"Our campaign has held giant rallies all across this country, including in high crime areas, and there have been zero reports of violence," he said in the statement. "Our campaign of course believes in non-violent change and it goes without saying that I condemn any and all forms of violence, including the personal harassment of individuals. But, when we speak of violence, I should add here that months ago, during the Nevada campaign, shots were fired into my campaign office in Nevada and an apartment housing my campaign staff was broken into and ransacked."
The Nevada dissension does not change the likely outcome of the Democratic nominating contest, in which Clinton holds a commanding lead in pledged delegates and is expected to lock up enough to clinch the party's presidential nomination following primaries on June 7. But it points to the challenges Clinton will face in converting Sanders supporters to her side as Republican Donald Trump also targets disaffected Democrats who supported the Vermont senator.
The Las Vegas Metropolitan Police Department said Monday that it "is investigating threats being made to the Democratic office/members."
Trump has repeatedly talked about how Sanders is being treated poorly by the party establishment, and his aides suggest he could make inroads among some of the voters who have backed Sanders' insurgent bid. Sanders himself often criticizes Trump as a racist in his stump speech, but he has said the responsibility for Democratic unity lies largely with Clinton.
Clinton has been preaching unity. After notching a big win in Pennsylvania's primary on April 26, she said, "Whether you support Sen. Sanders or support me, there's much more that unites us than divides us."
Steve Schale, a Florida consultant who ran Barack Obama's campaigns in that state, said he thinks Sanders voters will return to the fold. He said that Clinton is winning a larger share of Democratic votes in current polling than Obama did at this point in 2008.
"Empirically, despite the public acrimony that's going on between volunteers, the data says we're going into this more unified than we were eight years ago," Schale said.
Nevada was the third state to vote in the Democratic nominating contest, but it has continued to be a flashpoint for months. Clinton won the February statewide Nevada caucuses 53-47. But Sanders supporters flooded county conventions that would select delegates to Saturday's state convention, hoping to give their candidate an edge on actual delegates who would be sent to Philadelphia.

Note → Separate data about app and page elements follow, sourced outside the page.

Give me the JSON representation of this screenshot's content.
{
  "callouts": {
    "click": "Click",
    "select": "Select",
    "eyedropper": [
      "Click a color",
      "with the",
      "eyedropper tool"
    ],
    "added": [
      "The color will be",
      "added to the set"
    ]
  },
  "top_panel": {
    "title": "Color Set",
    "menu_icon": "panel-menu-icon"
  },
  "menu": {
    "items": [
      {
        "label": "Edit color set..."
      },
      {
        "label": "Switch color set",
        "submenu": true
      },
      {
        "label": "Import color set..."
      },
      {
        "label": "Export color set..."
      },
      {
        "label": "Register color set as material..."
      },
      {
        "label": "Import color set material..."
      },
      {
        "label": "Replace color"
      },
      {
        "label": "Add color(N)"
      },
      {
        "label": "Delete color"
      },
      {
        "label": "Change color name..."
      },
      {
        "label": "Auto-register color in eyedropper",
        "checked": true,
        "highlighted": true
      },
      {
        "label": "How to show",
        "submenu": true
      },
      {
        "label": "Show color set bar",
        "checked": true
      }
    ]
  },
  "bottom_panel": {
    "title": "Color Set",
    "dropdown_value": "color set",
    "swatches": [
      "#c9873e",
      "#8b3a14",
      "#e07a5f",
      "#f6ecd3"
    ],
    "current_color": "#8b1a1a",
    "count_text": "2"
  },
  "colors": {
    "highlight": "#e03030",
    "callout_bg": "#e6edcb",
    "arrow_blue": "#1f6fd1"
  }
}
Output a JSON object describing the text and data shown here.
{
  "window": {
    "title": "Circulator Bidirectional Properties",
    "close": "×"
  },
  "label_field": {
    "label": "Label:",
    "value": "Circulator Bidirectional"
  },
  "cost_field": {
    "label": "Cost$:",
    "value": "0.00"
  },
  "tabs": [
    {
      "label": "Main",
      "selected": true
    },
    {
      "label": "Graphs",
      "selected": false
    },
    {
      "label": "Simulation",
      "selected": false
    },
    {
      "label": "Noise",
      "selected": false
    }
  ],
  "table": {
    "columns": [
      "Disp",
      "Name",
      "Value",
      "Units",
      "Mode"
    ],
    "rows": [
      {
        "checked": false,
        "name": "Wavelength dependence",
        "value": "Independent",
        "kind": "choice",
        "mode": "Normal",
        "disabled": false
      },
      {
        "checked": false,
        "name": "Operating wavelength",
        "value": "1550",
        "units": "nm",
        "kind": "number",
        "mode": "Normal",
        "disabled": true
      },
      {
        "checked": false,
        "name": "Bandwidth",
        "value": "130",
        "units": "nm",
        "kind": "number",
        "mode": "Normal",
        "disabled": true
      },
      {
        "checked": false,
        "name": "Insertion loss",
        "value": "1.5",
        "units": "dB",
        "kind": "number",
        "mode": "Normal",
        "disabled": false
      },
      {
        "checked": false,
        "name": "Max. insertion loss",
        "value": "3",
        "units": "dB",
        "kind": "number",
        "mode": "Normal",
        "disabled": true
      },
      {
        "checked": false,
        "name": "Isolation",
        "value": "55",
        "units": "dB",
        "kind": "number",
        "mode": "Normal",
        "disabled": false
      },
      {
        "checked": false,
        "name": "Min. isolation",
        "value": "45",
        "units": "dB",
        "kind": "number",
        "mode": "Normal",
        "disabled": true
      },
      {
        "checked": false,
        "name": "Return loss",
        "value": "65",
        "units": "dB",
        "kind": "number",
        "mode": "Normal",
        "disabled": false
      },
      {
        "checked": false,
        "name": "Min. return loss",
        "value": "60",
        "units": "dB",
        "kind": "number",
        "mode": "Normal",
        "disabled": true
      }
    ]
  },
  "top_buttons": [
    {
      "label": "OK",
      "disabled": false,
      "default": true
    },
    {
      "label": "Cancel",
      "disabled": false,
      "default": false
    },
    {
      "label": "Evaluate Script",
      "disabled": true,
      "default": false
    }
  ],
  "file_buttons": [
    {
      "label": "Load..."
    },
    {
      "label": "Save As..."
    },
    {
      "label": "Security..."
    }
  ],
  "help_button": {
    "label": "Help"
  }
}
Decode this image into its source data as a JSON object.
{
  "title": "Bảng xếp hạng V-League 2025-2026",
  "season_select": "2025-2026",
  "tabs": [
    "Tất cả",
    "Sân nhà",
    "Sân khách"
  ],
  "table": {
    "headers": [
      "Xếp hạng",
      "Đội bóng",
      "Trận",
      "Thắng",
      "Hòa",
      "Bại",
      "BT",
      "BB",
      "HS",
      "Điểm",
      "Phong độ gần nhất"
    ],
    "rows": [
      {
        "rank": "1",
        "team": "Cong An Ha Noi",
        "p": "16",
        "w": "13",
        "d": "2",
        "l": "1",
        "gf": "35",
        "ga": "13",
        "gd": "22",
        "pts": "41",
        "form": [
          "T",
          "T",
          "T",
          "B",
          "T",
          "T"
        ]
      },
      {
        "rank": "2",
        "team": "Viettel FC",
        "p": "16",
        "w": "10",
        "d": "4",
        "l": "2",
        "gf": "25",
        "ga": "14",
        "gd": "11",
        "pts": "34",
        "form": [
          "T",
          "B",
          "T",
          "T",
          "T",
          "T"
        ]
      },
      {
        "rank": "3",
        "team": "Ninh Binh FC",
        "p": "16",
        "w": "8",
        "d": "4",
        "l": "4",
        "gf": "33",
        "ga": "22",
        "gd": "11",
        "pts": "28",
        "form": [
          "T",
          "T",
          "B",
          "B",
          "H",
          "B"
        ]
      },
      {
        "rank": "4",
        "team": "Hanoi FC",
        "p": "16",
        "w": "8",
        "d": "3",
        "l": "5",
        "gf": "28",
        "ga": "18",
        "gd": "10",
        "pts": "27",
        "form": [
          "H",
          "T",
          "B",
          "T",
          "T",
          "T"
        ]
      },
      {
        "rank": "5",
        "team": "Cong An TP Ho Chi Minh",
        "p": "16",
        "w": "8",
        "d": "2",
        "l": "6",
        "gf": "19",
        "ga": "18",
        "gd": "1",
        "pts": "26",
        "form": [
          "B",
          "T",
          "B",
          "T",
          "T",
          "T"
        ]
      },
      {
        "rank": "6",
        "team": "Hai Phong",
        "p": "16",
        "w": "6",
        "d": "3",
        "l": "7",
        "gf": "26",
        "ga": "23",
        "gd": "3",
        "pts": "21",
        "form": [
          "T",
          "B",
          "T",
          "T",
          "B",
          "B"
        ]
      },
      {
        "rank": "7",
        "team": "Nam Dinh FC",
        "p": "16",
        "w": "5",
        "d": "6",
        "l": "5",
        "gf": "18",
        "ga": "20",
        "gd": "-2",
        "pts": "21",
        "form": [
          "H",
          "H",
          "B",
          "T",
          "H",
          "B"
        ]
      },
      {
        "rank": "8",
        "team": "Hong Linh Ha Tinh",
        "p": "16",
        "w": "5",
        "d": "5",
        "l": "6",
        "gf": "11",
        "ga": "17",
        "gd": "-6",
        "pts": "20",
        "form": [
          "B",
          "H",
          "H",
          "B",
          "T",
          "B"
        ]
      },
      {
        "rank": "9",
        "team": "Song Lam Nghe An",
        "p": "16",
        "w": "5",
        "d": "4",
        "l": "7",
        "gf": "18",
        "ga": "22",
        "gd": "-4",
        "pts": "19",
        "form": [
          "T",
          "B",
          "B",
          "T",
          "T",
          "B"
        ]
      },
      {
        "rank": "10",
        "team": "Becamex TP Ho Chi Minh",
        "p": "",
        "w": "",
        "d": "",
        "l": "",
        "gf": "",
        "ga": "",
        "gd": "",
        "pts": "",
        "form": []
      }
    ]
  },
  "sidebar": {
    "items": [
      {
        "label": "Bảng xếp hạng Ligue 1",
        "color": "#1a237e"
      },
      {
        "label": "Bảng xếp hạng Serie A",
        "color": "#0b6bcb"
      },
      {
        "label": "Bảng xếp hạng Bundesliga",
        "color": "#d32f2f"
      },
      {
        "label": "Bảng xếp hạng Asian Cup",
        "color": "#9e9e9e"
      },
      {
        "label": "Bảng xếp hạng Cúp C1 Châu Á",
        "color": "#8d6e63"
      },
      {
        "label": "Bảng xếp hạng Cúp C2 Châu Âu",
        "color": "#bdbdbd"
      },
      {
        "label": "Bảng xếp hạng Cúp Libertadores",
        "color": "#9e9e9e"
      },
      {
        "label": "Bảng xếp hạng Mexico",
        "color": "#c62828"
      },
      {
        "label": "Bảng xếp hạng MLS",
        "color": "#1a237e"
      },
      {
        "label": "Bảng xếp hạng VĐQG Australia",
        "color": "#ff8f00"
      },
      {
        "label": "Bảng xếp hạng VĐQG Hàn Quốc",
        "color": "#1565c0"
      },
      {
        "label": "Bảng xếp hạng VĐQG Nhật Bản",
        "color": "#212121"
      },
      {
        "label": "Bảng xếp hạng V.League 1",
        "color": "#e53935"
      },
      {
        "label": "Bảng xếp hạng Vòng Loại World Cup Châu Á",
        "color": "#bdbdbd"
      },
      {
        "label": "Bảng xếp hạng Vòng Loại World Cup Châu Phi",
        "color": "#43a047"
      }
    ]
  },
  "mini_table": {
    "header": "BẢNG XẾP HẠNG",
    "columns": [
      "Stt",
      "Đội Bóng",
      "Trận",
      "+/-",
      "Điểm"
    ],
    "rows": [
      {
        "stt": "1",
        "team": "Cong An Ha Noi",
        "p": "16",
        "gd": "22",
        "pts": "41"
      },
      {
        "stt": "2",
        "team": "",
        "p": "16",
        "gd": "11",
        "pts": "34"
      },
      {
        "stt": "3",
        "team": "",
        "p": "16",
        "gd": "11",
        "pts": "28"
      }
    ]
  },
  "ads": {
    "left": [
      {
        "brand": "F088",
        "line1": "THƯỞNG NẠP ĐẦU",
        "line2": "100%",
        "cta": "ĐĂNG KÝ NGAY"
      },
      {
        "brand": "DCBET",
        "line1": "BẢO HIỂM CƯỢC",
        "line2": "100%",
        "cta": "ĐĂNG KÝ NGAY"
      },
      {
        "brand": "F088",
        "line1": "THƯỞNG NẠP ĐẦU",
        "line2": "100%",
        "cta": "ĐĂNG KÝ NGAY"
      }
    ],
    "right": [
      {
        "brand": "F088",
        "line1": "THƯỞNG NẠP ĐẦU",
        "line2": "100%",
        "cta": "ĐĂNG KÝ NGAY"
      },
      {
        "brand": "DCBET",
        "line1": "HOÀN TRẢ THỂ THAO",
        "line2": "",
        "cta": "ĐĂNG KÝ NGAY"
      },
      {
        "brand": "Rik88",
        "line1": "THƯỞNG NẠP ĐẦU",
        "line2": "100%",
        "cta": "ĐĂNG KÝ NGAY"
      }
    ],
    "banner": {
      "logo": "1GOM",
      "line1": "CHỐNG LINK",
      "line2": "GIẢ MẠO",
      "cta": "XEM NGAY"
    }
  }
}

Sanders issued a statement on Friday night calling for backers to work together "respectfully and constructively" at Saturday's convention. But Sanders' supporters did not seem to heed his advice. They booed when a set of convention rules was adopted over their objections, forcing Lange to bang the gavel in futile attempts to restore order.
"So many of these young people who have worked so hard want to make the country a better place, and I feel like they were shut out," said Erin Bilbray, a Sanders supporter who's one of Nevada's eight superdelegates. "I was really, really heartbroken."
Anger swelled further after a credentials committee disqualified nearly 60 would-be Sanders' delegates, saying they didn't provide proper identifying information or were not registered Democratic voters by a May 1 deadline. The Clinton campaign turned out 33 more supporters to the convention than the Sanders campaign, enough to cement a 20-15 edge among Nevada delegates heading to Philadelphia.
As the event dragged on three hours past its scheduled end, hotel security said they could no longer staff the event and it was closed down.
In a statement, the state party accused the Sanders campaign of "deliberately sharing misinformation about how the convention operates to get people riled up. And after starting this fire, they had no capacity — and no desire — to control their own supporters from hurling threats and insults and being disruptive to the proceedings."
Tick Segerblom, a Nevada state senator and Sanders backer, said in an interview Monday that he didn't think the state party did anything improper but that it needed to reach out to the Sanders' supporters.
"They need to know the process was fair," Segerblom said. "When one side says it wasn't fair, you tend to listen to that."